Multipurpose shipping multilayered

   Rising bunker prices act as a double-edged sword for multipurpose shipping. 
   Higher oil prices are good for the sector since they typically lead to an increase in investment and, therefore, project cargo, according to London-based maritime research and consulting firm Drewry. On the flip side, these higher prices eat into earnings potential for carriers. 
   Because the multipurpose sector does not have as many options for passing these costs on to shippers, carriers are seeing rates rise, but earnings are not rising at the same pace.
   Drewry defines a multipurpose vessel as a dry cargo carrier with grain or bale and TEU capacity, as well as a lift capability of up to 100 metric tons. Project carriers are multipurpose vessels built since 1989 with a minimum safe working load of 100 to 250 metric tons.
   As of June 1, the global multipurpose fleet totaled 3,191 vessels with a combined total deadweight of 29.5 million metric tons and an average age of 16 years, according to Susan Oatway, senior analyst for multipurpose and breakbulk shipping at Drewry. This was a 12-vessel decline from the end of January, when the global multipurpose fleet stood at 3,203 vessels with a combined total deadweight of 29.6 million metric tons, with the average unchanged at 16 years.

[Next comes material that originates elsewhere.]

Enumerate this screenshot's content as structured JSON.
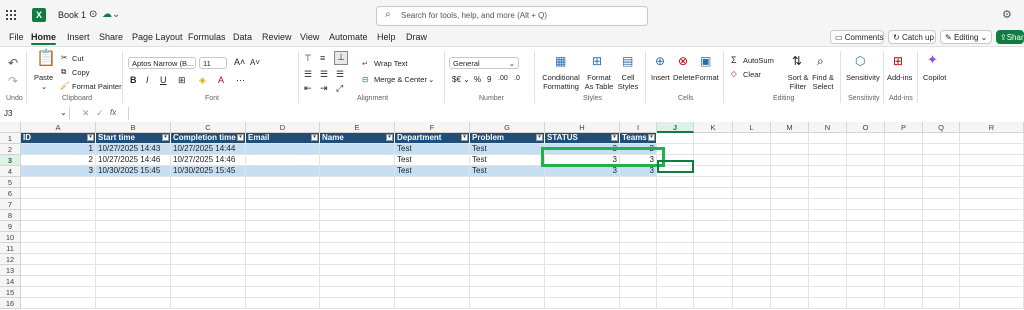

   Although demolitions outstripped new capacity, both have remained relatively stagnant over the past few months. During the first five months of 2018, just 165,000 dwt of multipurpose capacity was sent for recycling, while only six vessels have been delivered since the start of the year, Oatway said. 
   Smaller vessels with less than 10,000 dwt and a crane capability under 100 metric tons are typically the ones being demolished, while it’s the larger, project carrier vessels that are being delivered into the multipurpose sector.
   Renewable energy is driving project cargo growth, according to Oatway. “The latest figures I have seen suggest that the growth in renewable power over the next 15 years will be three times as fast as it was over the last 15,” she said. “That’s mainly due to the increasing competitiveness of wind and solar power, but also the global expansion in renewable energy.”
   Newbuilding prices for multipurpose vessels have remained static because the orderbook remains low and, with only two orders received so far this year, it is hard to gauge what those prices really are, Oatway said. Between 2014 and 2018, a newbuild, 12,500-dwt multipurpose vessel has hovered around the $15 million mark, with a modest dip in 2016, according to data from Drewry.
   In regard to becoming compliant with the International Maritime Organization lowering of the global cap on the amount of sulfur in marine fuel from 3.5 percent to 0.5 percent on Jan. 1, 2020, Oatway said that for multipurpose vessels, especially for the simpler vessels, putting in scrubbers is a huge retrofit and the financing is not there for that option. Instead, they likely will burn the more expensive low-sulfur fuel, which will have a big impact on earnings for the fleet. In addition, the older, simpler multipurpose vessels with an average age of over 20 years, which are not environmentally friendly, will see a slight increase in demolition levels, Oatway added.
   Drewry does not believe that steel tariffs will have a huge impact on the multipurpose sector, especially since the 45 million metric tons of steel imported into the United States on a yearly basis represent just 8 percent of the global steel trade, the vast majority of which comes from Canada and Mexico.
   Looking ahead at the forecast for the multipurpose vessel fleet, Oatway said, “Demolition candidates are expected to continue to exceed newbuilding deliveries over the year, and that will cause a contraction in vessel numbers. However, given that it’s the larger vessels that are being delivered and the smaller ones that are being demolished, in dwt terms, the fleet is relatively stable,” she said.
   While the smaller ships with a lift of less than 100 metric tons are expected to contract at 2.8 percent per year to 2019, the project carrier fleet is projected to grow almost 2 percent per year during the same period. 
   Drewry also expects global general cargo demand will grow 1.6 percent per year to 2019.
   “Overall, our market outlook for multipurpose vessels is improving,” Oatway said.